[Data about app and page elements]
++++++++++++++++++++

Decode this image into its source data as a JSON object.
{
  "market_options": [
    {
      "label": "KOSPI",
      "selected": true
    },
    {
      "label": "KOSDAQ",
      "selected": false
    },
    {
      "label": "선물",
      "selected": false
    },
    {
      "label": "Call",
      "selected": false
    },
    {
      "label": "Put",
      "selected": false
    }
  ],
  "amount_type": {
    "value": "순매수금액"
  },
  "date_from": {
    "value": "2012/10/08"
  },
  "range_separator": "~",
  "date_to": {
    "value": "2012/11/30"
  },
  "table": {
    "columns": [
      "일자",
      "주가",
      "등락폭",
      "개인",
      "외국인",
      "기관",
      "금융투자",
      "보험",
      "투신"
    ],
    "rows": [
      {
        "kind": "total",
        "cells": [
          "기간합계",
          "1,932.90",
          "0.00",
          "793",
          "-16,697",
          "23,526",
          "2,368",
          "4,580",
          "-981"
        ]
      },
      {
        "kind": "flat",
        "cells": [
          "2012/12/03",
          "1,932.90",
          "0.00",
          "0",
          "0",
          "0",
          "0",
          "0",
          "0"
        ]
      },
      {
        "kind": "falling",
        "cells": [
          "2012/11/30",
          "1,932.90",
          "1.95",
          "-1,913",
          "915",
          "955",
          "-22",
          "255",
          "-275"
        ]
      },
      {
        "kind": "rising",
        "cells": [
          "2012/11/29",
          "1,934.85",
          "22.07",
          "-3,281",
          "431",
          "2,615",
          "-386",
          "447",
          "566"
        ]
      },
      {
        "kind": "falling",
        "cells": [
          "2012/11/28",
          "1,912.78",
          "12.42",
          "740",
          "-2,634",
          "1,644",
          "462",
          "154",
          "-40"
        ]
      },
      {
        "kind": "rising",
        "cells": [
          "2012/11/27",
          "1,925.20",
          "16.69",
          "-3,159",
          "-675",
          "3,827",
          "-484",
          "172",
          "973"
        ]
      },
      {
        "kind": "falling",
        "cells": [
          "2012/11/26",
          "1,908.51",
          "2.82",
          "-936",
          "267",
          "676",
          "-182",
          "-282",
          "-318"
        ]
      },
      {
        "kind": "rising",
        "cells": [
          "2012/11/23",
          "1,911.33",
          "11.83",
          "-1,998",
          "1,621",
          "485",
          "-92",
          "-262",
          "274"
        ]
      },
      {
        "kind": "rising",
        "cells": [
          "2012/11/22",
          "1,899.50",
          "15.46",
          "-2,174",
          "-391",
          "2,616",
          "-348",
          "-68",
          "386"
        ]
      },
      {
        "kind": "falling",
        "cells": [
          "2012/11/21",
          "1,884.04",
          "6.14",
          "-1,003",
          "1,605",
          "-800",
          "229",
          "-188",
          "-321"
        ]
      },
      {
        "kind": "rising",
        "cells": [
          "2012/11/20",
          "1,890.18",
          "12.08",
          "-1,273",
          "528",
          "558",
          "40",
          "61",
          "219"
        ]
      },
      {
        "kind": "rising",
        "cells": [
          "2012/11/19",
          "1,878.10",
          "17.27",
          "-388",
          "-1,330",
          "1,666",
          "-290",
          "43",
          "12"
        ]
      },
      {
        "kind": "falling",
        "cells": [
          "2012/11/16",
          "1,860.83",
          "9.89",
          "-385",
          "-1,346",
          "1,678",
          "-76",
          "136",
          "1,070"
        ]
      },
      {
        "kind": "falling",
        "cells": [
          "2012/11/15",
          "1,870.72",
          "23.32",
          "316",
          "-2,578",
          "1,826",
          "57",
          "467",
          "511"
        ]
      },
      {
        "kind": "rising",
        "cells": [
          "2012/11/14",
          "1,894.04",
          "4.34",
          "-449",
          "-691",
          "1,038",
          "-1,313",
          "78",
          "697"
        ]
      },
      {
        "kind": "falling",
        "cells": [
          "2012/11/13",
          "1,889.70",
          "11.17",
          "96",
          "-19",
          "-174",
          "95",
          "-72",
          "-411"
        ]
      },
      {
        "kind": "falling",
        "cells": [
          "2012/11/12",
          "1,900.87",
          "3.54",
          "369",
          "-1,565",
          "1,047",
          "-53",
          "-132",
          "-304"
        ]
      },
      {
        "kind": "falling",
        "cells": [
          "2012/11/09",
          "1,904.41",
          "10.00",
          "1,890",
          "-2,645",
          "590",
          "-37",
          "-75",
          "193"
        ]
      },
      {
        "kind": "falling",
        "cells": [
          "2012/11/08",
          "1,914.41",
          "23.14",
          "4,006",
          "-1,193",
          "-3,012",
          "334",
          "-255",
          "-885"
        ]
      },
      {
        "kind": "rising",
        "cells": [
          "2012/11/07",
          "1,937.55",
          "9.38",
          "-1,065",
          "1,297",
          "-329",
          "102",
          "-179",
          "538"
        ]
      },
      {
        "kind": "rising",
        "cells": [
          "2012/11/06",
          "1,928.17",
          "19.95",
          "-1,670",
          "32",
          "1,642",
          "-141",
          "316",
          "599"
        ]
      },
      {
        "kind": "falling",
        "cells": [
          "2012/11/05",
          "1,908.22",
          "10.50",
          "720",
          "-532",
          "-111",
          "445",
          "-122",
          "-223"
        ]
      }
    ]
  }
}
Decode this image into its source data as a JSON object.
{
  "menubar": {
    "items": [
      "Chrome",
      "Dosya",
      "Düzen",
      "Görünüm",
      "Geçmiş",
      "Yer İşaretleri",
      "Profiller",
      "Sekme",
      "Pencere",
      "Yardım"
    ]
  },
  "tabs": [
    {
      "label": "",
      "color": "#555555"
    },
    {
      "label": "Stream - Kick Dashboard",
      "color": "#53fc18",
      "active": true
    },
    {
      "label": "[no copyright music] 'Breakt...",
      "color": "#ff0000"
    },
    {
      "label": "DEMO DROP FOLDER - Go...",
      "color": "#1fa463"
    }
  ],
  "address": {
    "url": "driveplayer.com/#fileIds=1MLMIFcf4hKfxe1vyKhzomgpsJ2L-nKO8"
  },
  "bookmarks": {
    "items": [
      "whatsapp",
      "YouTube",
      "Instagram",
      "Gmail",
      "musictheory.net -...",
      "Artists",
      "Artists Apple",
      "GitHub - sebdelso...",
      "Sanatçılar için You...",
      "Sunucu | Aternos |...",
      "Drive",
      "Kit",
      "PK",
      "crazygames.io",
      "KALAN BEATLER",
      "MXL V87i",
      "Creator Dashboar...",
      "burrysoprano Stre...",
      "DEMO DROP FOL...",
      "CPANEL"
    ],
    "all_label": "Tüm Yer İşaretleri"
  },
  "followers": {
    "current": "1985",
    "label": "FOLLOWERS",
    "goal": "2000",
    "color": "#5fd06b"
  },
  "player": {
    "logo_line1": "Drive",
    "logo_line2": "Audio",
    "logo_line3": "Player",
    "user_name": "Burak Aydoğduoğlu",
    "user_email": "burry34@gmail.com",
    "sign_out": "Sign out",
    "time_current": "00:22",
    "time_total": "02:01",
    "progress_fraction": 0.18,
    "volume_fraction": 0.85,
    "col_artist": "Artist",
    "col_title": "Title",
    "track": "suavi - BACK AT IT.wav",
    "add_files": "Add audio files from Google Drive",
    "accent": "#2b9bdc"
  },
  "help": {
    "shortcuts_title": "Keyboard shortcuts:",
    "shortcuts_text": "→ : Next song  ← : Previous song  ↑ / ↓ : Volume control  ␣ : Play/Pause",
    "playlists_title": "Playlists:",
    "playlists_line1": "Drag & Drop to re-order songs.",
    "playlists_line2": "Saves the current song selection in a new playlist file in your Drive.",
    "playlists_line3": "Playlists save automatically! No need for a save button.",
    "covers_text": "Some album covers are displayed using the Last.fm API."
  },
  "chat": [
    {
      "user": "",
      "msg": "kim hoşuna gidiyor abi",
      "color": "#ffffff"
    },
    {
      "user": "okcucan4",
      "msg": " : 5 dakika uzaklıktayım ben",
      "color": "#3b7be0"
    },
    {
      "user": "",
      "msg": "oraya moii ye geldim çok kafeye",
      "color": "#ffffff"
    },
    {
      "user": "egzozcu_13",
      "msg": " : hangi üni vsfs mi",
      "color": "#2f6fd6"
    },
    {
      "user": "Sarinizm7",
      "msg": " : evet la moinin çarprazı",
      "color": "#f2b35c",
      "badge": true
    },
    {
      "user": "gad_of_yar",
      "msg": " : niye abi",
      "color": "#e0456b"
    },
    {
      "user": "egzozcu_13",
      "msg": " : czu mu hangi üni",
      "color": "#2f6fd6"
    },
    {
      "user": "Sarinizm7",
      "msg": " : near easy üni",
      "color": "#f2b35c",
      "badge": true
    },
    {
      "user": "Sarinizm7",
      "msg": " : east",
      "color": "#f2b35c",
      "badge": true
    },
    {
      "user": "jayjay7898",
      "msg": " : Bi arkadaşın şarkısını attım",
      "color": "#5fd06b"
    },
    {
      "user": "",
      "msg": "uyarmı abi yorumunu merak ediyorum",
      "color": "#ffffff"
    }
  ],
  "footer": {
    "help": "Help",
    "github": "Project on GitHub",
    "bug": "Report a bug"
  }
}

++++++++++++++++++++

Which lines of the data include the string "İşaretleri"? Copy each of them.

      "Yer İşaretleri",
    "all_label": "Tüm Yer İşaretleri"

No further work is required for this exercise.